→ REQUIRED ACTION
What follows is a set of records. Copy them exactly and leave out the images.
-- SUPPLIED INFORMATION follows --
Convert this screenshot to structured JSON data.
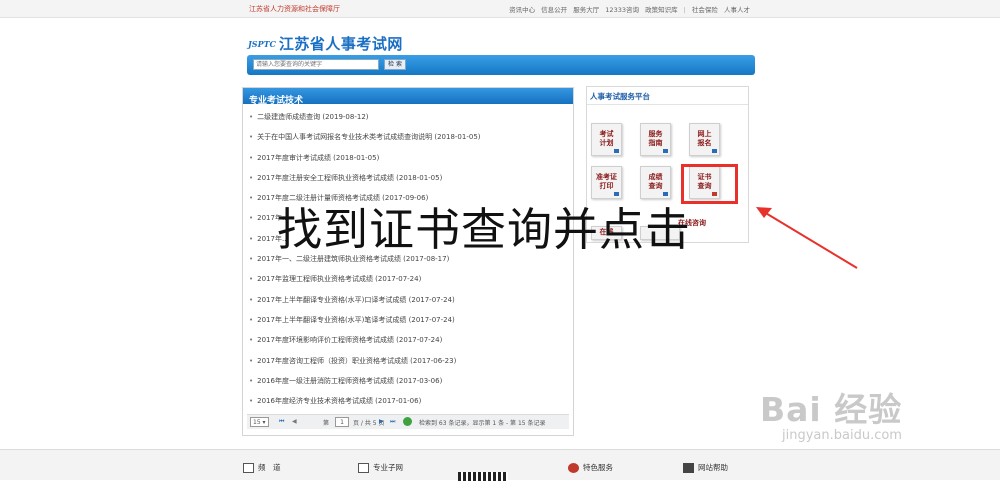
{
  "topbar": {
    "org": "江苏省人力资源和社会保障厅",
    "links": [
      "资讯中心",
      "信息公开",
      "服务大厅",
      "12333咨询",
      "政策知识库",
      "|",
      "社会保险",
      "人事人才"
    ]
  },
  "logo": {
    "mark": "JSPTC",
    "title": "江苏省人事考试网"
  },
  "search": {
    "placeholder": "请输入您要查询的关键字",
    "button": "检 索"
  },
  "left": {
    "title": "专业考试技术",
    "items": [
      "二级建造师成绩查询 (2019-08-12)",
      "关于在中国人事考试网报名专业技术类考试成绩查询说明 (2018-01-05)",
      "2017年度审计考试成绩 (2018-01-05)",
      "2017年度注册安全工程师执业资格考试成绩 (2018-01-05)",
      "2017年度二级注册计量师资格考试成绩 (2017-09-06)",
      "2017年...",
      "2017年...",
      "2017年一、二级注册建筑师执业资格考试成绩 (2017-08-17)",
      "2017年监理工程师执业资格考试成绩 (2017-07-24)",
      "2017年上半年翻译专业资格(水平)口译考试成绩 (2017-07-24)",
      "2017年上半年翻译专业资格(水平)笔译考试成绩 (2017-07-24)",
      "2017年度环境影响评价工程师资格考试成绩 (2017-07-24)",
      "2017年度咨询工程师（投资）职业资格考试成绩 (2017-06-23)",
      "2016年度一级注册消防工程师资格考试成绩 (2017-03-06)",
      "2016年度经济专业技术资格考试成绩 (2017-01-06)"
    ],
    "pager": {
      "page_size": "15 ▾",
      "first": "⏮",
      "prev": "◀",
      "page_label": "第",
      "page_value": "1",
      "page_total": "页 / 共 5 页",
      "next": "▶",
      "last": "⏭",
      "summary": "检索到 63 条记录，显示第 1 条 - 第 15 条记录"
    }
  },
  "right": {
    "title": "人事考试服务平台",
    "tiles": [
      {
        "l1": "考试",
        "l2": "计划"
      },
      {
        "l1": "服务",
        "l2": "指南"
      },
      {
        "l1": "网上",
        "l2": "报名"
      },
      {
        "l1": "准考证",
        "l2": "打印"
      },
      {
        "l1": "成绩",
        "l2": "查询"
      },
      {
        "l1": "证书",
        "l2": "查询"
      },
      {
        "l1": "在线",
        "l2": ""
      },
      {
        "l1": "",
        "l2": ""
      },
      {
        "l1": "在线咨询",
        "l2": ""
      }
    ]
  },
  "overlay": {
    "text": "找到证书查询并点击"
  },
  "footer": {
    "items": [
      "频　道",
      "专业子网",
      "特色服务",
      "网站帮助"
    ]
  },
  "watermark": {
    "brand": "Bai 经验",
    "url": "jingyan.baidu.com"
  },
  "colors": {
    "accent": "#1a6fc4",
    "highlight": "#e8312b",
    "tile_text": "#8b1a1a"
  }
}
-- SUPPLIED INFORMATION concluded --
→ YOUR RESPONSE
Convert this screenshot to structured JSON data.
{
  "topbar": {
    "org": "江苏省人力资源和社会保障厅",
    "links": [
      "资讯中心",
      "信息公开",
      "服务大厅",
      "12333咨询",
      "政策知识库",
      "|",
      "社会保险",
      "人事人才"
    ]
  },
  "logo": {
    "mark": "JSPTC",
    "title": "江苏省人事考试网"
  },
  "search": {
    "placeholder": "请输入您要查询的关键字",
    "button": "检 索"
  },
  "left": {
    "title": "专业考试技术",
    "items": [
      "二级建造师成绩查询 (2019-08-12)",
      "关于在中国人事考试网报名专业技术类考试成绩查询说明 (2018-01-05)",
      "2017年度审计考试成绩 (2018-01-05)",
      "2017年度注册安全工程师执业资格考试成绩 (2018-01-05)",
      "2017年度二级注册计量师资格考试成绩 (2017-09-06)",
      "2017年...",
      "2017年...",
      "2017年一、二级注册建筑师执业资格考试成绩 (2017-08-17)",
      "2017年监理工程师执业资格考试成绩 (2017-07-24)",
      "2017年上半年翻译专业资格(水平)口译考试成绩 (2017-07-24)",
      "2017年上半年翻译专业资格(水平)笔译考试成绩 (2017-07-24)",
      "2017年度环境影响评价工程师资格考试成绩 (2017-07-24)",
      "2017年度咨询工程师（投资）职业资格考试成绩 (2017-06-23)",
      "2016年度一级注册消防工程师资格考试成绩 (2017-03-06)",
      "2016年度经济专业技术资格考试成绩 (2017-01-06)"
    ],
    "pager": {
      "page_size": "15 ▾",
      "first": "⏮",
      "prev": "◀",
      "page_label": "第",
      "page_value": "1",
      "page_total": "页 / 共 5 页",
      "next": "▶",
      "last": "⏭",
      "summary": "检索到 63 条记录，显示第 1 条 - 第 15 条记录"
    }
  },
  "right": {
    "title": "人事考试服务平台",
    "tiles": [
      {
        "l1": "考试",
        "l2": "计划"
      },
      {
        "l1": "服务",
        "l2": "指南"
      },
      {
        "l1": "网上",
        "l2": "报名"
      },
      {
        "l1": "准考证",
        "l2": "打印"
      },
      {
        "l1": "成绩",
        "l2": "查询"
      },
      {
        "l1": "证书",
        "l2": "查询"
      },
      {
        "l1": "在线",
        "l2": ""
      },
      {
        "l1": "",
        "l2": ""
      },
      {
        "l1": "在线咨询",
        "l2": ""
      }
    ]
  },
  "overlay": {
    "text": "找到证书查询并点击"
  },
  "footer": {
    "items": [
      "频　道",
      "专业子网",
      "特色服务",
      "网站帮助"
    ]
  },
  "watermark": {
    "brand": "Bai 经验",
    "url": "jingyan.baidu.com"
  },
  "colors": {
    "accent": "#1a6fc4",
    "highlight": "#e8312b",
    "tile_text": "#8b1a1a"
  }
}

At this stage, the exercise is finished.